== ASSIGNMENT ==
Gather all lines with "Teredo" from the records.

Data about app and page elements
────────────────────

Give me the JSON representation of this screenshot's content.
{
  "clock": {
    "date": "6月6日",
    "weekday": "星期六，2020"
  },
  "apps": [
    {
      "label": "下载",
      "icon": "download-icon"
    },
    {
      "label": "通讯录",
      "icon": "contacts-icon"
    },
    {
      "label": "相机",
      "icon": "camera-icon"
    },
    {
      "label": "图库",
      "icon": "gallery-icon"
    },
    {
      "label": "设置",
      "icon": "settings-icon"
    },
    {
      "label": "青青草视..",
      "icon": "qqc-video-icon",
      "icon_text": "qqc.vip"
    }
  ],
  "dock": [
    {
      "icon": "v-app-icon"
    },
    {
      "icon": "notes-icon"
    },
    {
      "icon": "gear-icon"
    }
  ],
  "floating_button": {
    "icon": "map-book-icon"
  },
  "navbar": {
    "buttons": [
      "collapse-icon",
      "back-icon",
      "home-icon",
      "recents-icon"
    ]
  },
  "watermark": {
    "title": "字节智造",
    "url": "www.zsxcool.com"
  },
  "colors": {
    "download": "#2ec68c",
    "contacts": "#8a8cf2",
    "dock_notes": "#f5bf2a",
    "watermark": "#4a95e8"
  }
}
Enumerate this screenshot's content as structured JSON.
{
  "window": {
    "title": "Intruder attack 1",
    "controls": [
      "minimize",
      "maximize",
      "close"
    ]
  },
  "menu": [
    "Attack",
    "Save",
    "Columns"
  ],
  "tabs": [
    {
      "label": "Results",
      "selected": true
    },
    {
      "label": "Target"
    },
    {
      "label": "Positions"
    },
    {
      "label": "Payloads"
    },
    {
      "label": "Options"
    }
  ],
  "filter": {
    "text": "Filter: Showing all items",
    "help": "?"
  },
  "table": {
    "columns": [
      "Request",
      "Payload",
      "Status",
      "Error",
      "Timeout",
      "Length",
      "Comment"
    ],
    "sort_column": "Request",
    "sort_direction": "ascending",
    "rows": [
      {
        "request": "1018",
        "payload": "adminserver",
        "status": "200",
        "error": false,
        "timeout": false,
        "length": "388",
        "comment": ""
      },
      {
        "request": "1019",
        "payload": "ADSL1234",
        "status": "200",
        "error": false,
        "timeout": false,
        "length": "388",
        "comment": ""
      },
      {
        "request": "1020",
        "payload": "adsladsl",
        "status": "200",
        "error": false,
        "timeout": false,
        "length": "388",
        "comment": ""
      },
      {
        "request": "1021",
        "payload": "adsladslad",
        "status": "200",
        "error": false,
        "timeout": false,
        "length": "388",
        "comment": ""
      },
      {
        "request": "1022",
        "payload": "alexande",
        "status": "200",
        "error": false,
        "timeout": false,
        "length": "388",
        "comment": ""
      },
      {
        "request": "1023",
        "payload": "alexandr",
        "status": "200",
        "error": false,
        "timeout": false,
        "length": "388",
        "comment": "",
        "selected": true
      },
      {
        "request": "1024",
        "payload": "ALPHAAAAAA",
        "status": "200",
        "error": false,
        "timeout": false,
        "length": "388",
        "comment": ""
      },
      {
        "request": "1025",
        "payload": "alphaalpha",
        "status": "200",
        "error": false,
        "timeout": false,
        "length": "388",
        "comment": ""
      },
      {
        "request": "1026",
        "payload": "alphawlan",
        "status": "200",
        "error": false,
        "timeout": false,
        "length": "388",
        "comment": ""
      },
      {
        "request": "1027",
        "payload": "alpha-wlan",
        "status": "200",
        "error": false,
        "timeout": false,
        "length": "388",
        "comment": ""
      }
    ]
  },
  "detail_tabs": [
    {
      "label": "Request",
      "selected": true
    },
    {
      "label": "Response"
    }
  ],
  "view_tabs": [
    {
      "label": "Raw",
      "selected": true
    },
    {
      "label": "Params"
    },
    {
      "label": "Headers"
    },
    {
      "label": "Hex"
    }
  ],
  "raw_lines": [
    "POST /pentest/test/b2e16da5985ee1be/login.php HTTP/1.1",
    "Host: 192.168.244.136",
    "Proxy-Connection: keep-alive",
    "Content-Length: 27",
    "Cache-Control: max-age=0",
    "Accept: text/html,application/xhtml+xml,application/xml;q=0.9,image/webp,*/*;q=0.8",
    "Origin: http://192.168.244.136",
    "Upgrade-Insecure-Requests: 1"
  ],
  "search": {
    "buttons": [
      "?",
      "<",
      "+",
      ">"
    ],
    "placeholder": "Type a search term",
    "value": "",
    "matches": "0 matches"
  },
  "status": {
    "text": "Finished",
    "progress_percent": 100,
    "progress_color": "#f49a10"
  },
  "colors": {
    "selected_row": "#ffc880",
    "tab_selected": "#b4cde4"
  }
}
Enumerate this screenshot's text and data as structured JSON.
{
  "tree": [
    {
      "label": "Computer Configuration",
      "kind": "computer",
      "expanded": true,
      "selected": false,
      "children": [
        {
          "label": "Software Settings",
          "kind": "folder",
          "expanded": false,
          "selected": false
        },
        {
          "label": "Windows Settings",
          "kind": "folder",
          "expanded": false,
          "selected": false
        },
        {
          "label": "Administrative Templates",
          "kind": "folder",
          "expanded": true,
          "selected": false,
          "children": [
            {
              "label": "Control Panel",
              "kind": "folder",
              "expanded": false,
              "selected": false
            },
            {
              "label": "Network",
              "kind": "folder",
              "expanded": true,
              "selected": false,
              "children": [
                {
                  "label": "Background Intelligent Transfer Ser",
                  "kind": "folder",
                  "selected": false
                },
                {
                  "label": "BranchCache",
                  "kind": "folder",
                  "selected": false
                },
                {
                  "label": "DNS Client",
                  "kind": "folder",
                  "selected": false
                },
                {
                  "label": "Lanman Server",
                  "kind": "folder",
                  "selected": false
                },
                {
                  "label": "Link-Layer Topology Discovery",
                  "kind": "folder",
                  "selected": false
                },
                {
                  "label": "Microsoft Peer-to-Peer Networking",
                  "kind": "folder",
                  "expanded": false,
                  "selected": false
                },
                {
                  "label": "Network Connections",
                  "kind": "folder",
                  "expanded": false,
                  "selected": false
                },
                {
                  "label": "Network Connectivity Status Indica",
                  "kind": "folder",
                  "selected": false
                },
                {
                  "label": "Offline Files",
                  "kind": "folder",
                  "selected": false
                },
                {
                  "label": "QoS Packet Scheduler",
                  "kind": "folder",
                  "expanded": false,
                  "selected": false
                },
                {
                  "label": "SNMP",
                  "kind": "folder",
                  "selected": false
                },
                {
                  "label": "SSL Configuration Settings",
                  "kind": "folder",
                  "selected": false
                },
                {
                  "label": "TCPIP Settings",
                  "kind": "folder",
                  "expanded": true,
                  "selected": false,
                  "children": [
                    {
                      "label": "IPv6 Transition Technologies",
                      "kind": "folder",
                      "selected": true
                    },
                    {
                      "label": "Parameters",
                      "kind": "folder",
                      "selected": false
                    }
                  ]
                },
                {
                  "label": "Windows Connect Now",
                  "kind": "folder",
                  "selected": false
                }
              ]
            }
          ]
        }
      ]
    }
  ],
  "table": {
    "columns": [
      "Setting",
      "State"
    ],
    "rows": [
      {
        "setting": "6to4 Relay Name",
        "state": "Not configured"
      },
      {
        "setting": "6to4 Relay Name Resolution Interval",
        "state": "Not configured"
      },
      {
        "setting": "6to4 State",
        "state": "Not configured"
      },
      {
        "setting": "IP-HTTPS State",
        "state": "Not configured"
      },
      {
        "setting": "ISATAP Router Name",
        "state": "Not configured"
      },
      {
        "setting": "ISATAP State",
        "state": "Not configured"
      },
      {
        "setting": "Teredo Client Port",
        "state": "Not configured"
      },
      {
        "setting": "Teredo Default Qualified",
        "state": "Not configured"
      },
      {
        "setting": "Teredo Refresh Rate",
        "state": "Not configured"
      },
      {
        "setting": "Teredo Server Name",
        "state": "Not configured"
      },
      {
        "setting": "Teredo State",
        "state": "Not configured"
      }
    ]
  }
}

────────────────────

== WRITTEN REPLY ==
        "setting": "Teredo Client Port",
        "setting": "Teredo Default Qualified",
        "setting": "Teredo Refresh Rate",
        "setting": "Teredo Server Name",
        "setting": "Teredo State",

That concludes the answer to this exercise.